++++ Input data ++++

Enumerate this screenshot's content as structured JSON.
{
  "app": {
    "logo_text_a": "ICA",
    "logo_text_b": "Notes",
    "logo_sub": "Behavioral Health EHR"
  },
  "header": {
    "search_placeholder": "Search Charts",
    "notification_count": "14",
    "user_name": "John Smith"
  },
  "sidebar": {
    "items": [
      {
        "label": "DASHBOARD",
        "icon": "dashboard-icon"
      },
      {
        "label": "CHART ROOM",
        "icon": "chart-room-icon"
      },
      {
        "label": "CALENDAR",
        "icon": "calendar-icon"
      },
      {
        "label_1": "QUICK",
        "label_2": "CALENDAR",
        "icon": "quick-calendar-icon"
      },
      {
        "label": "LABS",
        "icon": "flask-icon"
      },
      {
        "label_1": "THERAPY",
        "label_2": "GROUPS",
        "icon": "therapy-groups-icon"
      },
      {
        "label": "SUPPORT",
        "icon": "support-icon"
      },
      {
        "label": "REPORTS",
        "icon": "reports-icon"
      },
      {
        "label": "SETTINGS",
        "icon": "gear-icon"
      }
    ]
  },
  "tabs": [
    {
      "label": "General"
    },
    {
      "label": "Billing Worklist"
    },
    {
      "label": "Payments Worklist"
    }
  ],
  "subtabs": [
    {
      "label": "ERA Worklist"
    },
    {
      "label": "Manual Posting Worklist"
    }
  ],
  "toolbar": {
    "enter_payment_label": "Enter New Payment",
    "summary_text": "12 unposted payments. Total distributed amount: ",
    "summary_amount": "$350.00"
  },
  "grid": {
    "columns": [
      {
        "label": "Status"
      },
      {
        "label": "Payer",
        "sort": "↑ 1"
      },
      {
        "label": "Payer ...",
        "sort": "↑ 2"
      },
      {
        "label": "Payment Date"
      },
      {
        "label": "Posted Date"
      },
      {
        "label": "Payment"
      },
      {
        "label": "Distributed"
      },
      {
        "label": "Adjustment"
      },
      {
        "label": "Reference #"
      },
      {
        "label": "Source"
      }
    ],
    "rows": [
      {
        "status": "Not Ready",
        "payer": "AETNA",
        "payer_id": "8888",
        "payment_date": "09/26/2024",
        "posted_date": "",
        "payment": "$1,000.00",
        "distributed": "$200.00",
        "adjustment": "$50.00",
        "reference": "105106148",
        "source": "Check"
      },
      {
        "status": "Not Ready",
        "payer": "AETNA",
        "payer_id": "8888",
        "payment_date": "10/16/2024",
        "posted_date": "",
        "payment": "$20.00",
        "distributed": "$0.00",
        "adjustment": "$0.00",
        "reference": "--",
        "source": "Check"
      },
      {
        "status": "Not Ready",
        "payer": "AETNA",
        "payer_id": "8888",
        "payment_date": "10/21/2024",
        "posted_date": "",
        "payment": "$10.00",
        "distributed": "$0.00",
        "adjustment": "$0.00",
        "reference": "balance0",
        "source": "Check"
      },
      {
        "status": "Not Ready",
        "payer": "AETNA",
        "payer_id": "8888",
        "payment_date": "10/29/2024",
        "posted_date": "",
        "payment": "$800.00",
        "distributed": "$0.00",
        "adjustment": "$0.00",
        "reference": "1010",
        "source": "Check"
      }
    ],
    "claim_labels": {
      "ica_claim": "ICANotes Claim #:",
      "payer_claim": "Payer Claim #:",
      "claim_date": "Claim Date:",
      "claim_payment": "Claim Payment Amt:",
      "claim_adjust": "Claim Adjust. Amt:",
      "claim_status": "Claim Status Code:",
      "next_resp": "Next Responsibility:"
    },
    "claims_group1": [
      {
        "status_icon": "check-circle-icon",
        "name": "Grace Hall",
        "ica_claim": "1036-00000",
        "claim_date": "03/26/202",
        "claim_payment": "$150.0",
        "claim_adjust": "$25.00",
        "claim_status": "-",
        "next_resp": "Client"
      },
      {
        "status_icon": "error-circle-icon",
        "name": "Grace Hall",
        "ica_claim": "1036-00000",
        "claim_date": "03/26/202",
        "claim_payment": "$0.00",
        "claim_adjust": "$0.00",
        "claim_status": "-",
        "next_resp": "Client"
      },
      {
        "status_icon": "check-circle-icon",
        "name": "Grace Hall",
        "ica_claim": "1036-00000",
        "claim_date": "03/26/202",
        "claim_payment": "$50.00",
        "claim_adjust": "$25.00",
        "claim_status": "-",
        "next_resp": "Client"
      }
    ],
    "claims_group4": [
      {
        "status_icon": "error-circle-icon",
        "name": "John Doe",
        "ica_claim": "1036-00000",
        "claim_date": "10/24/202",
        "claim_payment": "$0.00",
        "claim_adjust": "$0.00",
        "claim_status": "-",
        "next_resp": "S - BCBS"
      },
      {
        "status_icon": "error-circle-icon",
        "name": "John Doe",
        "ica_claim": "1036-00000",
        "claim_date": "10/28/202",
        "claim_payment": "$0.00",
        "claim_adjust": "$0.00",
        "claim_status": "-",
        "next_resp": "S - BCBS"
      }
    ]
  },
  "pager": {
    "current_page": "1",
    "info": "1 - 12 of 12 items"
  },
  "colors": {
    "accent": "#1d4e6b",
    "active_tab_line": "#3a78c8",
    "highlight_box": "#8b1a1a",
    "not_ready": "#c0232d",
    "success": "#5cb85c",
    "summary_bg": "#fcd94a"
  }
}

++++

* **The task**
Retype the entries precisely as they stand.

* **Task output**
Enumerate this screenshot's content as structured JSON.
{
  "app": {
    "logo_text_a": "ICA",
    "logo_text_b": "Notes",
    "logo_sub": "Behavioral Health EHR"
  },
  "header": {
    "search_placeholder": "Search Charts",
    "notification_count": "14",
    "user_name": "John Smith"
  },
  "sidebar": {
    "items": [
      {
        "label": "DASHBOARD",
        "icon": "dashboard-icon"
      },
      {
        "label": "CHART ROOM",
        "icon": "chart-room-icon"
      },
      {
        "label": "CALENDAR",
        "icon": "calendar-icon"
      },
      {
        "label_1": "QUICK",
        "label_2": "CALENDAR",
        "icon": "quick-calendar-icon"
      },
      {
        "label": "LABS",
        "icon": "flask-icon"
      },
      {
        "label_1": "THERAPY",
        "label_2": "GROUPS",
        "icon": "therapy-groups-icon"
      },
      {
        "label": "SUPPORT",
        "icon": "support-icon"
      },
      {
        "label": "REPORTS",
        "icon": "reports-icon"
      },
      {
        "label": "SETTINGS",
        "icon": "gear-icon"
      }
    ]
  },
  "tabs": [
    {
      "label": "General"
    },
    {
      "label": "Billing Worklist"
    },
    {
      "label": "Payments Worklist"
    }
  ],
  "subtabs": [
    {
      "label": "ERA Worklist"
    },
    {
      "label": "Manual Posting Worklist"
    }
  ],
  "toolbar": {
    "enter_payment_label": "Enter New Payment",
    "summary_text": "12 unposted payments. Total distributed amount: ",
    "summary_amount": "$350.00"
  },
  "grid": {
    "columns": [
      {
        "label": "Status"
      },
      {
        "label": "Payer",
        "sort": "↑ 1"
      },
      {
        "label": "Payer ...",
        "sort": "↑ 2"
      },
      {
        "label": "Payment Date"
      },
      {
        "label": "Posted Date"
      },
      {
        "label": "Payment"
      },
      {
        "label": "Distributed"
      },
      {
        "label": "Adjustment"
      },
      {
        "label": "Reference #"
      },
      {
        "label": "Source"
      }
    ],
    "rows": [
      {
        "status": "Not Ready",
        "payer": "AETNA",
        "payer_id": "8888",
        "payment_date": "09/26/2024",
        "posted_date": "",
        "payment": "$1,000.00",
        "distributed": "$200.00",
        "adjustment": "$50.00",
        "reference": "105106148",
        "source": "Check"
      },
      {
        "status": "Not Ready",
        "payer": "AETNA",
        "payer_id": "8888",
        "payment_date": "10/16/2024",
        "posted_date": "",
        "payment": "$20.00",
        "distributed": "$0.00",
        "adjustment": "$0.00",
        "reference": "--",
        "source": "Check"
      },
      {
        "status": "Not Ready",
        "payer": "AETNA",
        "payer_id": "8888",
        "payment_date": "10/21/2024",
        "posted_date": "",
        "payment": "$10.00",
        "distributed": "$0.00",
        "adjustment": "$0.00",
        "reference": "balance0",
        "source": "Check"
      },
      {
        "status": "Not Ready",
        "payer": "AETNA",
        "payer_id": "8888",
        "payment_date": "10/29/2024",
        "posted_date": "",
        "payment": "$800.00",
        "distributed": "$0.00",
        "adjustment": "$0.00",
        "reference": "1010",
        "source": "Check"
      }
    ],
    "claim_labels": {
      "ica_claim": "ICANotes Claim #:",
      "payer_claim": "Payer Claim #:",
      "claim_date": "Claim Date:",
      "claim_payment": "Claim Payment Amt:",
      "claim_adjust": "Claim Adjust. Amt:",
      "claim_status": "Claim Status Code:",
      "next_resp": "Next Responsibility:"
    },
    "claims_group1": [
      {
        "status_icon": "check-circle-icon",
        "name": "Grace Hall",
        "ica_claim": "1036-00000",
        "claim_date": "03/26/202",
        "claim_payment": "$150.0",
        "claim_adjust": "$25.00",
        "claim_status": "-",
        "next_resp": "Client"
      },
      {
        "status_icon": "error-circle-icon",
        "name": "Grace Hall",
        "ica_claim": "1036-00000",
        "claim_date": "03/26/202",
        "claim_payment": "$0.00",
        "claim_adjust": "$0.00",
        "claim_status": "-",
        "next_resp": "Client"
      },
      {
        "status_icon": "check-circle-icon",
        "name": "Grace Hall",
        "ica_claim": "1036-00000",
        "claim_date": "03/26/202",
        "claim_payment": "$50.00",
        "claim_adjust": "$25.00",
        "claim_status": "-",
        "next_resp": "Client"
      }
    ],
    "claims_group4": [
      {
        "status_icon": "error-circle-icon",
        "name": "John Doe",
        "ica_claim": "1036-00000",
        "claim_date": "10/24/202",
        "claim_payment": "$0.00",
        "claim_adjust": "$0.00",
        "claim_status": "-",
        "next_resp": "S - BCBS"
      },
      {
        "status_icon": "error-circle-icon",
        "name": "John Doe",
        "ica_claim": "1036-00000",
        "claim_date": "10/28/202",
        "claim_payment": "$0.00",
        "claim_adjust": "$0.00",
        "claim_status": "-",
        "next_resp": "S - BCBS"
      }
    ]
  },
  "pager": {
    "current_page": "1",
    "info": "1 - 12 of 12 items"
  },
  "colors": {
    "accent": "#1d4e6b",
    "active_tab_line": "#3a78c8",
    "highlight_box": "#8b1a1a",
    "not_ready": "#c0232d",
    "success": "#5cb85c",
    "summary_bg": "#fcd94a"
  }
}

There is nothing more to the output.